=== Section Start ===

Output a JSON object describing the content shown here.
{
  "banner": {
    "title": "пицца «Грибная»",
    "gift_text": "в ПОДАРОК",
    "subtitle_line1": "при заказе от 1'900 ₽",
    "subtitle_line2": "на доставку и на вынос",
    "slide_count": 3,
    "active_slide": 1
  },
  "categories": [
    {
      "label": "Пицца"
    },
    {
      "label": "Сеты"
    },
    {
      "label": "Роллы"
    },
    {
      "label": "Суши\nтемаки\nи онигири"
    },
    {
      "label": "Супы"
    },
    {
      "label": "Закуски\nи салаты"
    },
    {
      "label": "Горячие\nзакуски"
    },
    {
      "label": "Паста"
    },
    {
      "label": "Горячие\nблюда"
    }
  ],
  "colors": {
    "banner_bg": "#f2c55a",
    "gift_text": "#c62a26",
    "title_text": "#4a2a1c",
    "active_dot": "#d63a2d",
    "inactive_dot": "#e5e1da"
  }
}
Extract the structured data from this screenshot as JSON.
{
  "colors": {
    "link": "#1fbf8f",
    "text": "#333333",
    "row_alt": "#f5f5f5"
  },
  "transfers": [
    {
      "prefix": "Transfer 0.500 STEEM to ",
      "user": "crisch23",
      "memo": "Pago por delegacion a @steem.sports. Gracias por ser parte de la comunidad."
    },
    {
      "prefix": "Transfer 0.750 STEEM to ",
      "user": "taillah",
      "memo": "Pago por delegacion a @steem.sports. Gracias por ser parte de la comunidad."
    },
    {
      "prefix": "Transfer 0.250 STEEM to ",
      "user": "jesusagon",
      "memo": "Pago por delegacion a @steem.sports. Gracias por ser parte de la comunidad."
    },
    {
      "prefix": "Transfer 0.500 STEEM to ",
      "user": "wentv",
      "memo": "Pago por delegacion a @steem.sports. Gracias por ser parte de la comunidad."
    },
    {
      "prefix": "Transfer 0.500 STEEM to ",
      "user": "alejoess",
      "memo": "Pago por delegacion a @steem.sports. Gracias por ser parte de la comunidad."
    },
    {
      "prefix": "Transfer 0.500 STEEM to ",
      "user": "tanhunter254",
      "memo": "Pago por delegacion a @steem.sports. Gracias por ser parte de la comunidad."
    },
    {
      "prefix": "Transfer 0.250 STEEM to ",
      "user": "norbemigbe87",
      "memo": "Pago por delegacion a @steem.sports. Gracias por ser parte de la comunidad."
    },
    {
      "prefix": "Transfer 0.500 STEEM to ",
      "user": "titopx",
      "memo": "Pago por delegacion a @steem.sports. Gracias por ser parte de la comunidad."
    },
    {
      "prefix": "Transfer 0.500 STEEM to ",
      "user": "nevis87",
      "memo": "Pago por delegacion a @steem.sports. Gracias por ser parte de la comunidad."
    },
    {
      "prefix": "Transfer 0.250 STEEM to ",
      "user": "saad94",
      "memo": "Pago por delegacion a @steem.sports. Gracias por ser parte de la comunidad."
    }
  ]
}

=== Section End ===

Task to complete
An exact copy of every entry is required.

Response box
Output a JSON object describing the content shown here.
{
  "banner": {
    "title": "пицца «Грибная»",
    "gift_text": "в ПОДАРОК",
    "subtitle_line1": "при заказе от 1'900 ₽",
    "subtitle_line2": "на доставку и на вынос",
    "slide_count": 3,
    "active_slide": 1
  },
  "categories": [
    {
      "label": "Пицца"
    },
    {
      "label": "Сеты"
    },
    {
      "label": "Роллы"
    },
    {
      "label": "Суши\nтемаки\nи онигири"
    },
    {
      "label": "Супы"
    },
    {
      "label": "Закуски\nи салаты"
    },
    {
      "label": "Горячие\nзакуски"
    },
    {
      "label": "Паста"
    },
    {
      "label": "Горячие\nблюда"
    }
  ],
  "colors": {
    "banner_bg": "#f2c55a",
    "gift_text": "#c62a26",
    "title_text": "#4a2a1c",
    "active_dot": "#d63a2d",
    "inactive_dot": "#e5e1da"
  }
}
Extract the structured data from this screenshot as JSON.
{
  "colors": {
    "link": "#1fbf8f",
    "text": "#333333",
    "row_alt": "#f5f5f5"
  },
  "transfers": [
    {
      "prefix": "Transfer 0.500 STEEM to ",
      "user": "crisch23",
      "memo": "Pago por delegacion a @steem.sports. Gracias por ser parte de la comunidad."
    },
    {
      "prefix": "Transfer 0.750 STEEM to ",
      "user": "taillah",
      "memo": "Pago por delegacion a @steem.sports. Gracias por ser parte de la comunidad."
    },
    {
      "prefix": "Transfer 0.250 STEEM to ",
      "user": "jesusagon",
      "memo": "Pago por delegacion a @steem.sports. Gracias por ser parte de la comunidad."
    },
    {
      "prefix": "Transfer 0.500 STEEM to ",
      "user": "wentv",
      "memo": "Pago por delegacion a @steem.sports. Gracias por ser parte de la comunidad."
    },
    {
      "prefix": "Transfer 0.500 STEEM to ",
      "user": "alejoess",
      "memo": "Pago por delegacion a @steem.sports. Gracias por ser parte de la comunidad."
    },
    {
      "prefix": "Transfer 0.500 STEEM to ",
      "user": "tanhunter254",
      "memo": "Pago por delegacion a @steem.sports. Gracias por ser parte de la comunidad."
    },
    {
      "prefix": "Transfer 0.250 STEEM to ",
      "user": "norbemigbe87",
      "memo": "Pago por delegacion a @steem.sports. Gracias por ser parte de la comunidad."
    },
    {
      "prefix": "Transfer 0.500 STEEM to ",
      "user": "titopx",
      "memo": "Pago por delegacion a @steem.sports. Gracias por ser parte de la comunidad."
    },
    {
      "prefix": "Transfer 0.500 STEEM to ",
      "user": "nevis87",
      "memo": "Pago por delegacion a @steem.sports. Gracias por ser parte de la comunidad."
    },
    {
      "prefix": "Transfer 0.250 STEEM to ",
      "user": "saad94",
      "memo": "Pago por delegacion a @steem.sports. Gracias por ser parte de la comunidad."
    }
  ]
}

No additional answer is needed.